On Yom Kippur the Jewish people received the second tablets, which were given quietly, not accompanied by thunder and lightning like the first ones. This may be explained with an analogy:

When a son is in his father’s household, his love for his father is not openly discernable, but rather hidden in the inner recesses of the soul and submerged in the joy of being in his father’s palace. On the other hand, when the son travels far away, then the love comes to the surface-the son pines for his father.

Yom Kippur is a day of pleasure, similar to the World to Come, a world of pleasure without eating and drinking. Moreover, it is also a day of joy, for in the World to Come there is no screen to separate Israel and their Father in Heaven. Then Israel will rejoice in their Maker, without any impediments or distractions.

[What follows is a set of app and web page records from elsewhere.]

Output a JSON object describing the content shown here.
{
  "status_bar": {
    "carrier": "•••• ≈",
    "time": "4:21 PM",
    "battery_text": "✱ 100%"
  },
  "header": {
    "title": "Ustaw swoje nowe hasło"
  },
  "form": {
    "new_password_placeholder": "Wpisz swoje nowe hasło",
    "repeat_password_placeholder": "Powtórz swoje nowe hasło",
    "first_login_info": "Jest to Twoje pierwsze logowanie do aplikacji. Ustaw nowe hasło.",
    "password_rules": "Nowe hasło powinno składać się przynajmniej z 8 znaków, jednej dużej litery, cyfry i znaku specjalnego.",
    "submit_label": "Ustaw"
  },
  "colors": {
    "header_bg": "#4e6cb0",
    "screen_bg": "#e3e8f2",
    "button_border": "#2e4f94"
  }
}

When pleasure and joy are revealed, love is subsumed by them, remaining in the inner recesses of the heart. This is expressed in the giving of the second tablets without thunder and lightning, alluding to the “quiet” love within.

(Likkutei Torah Deuteronomy 41d)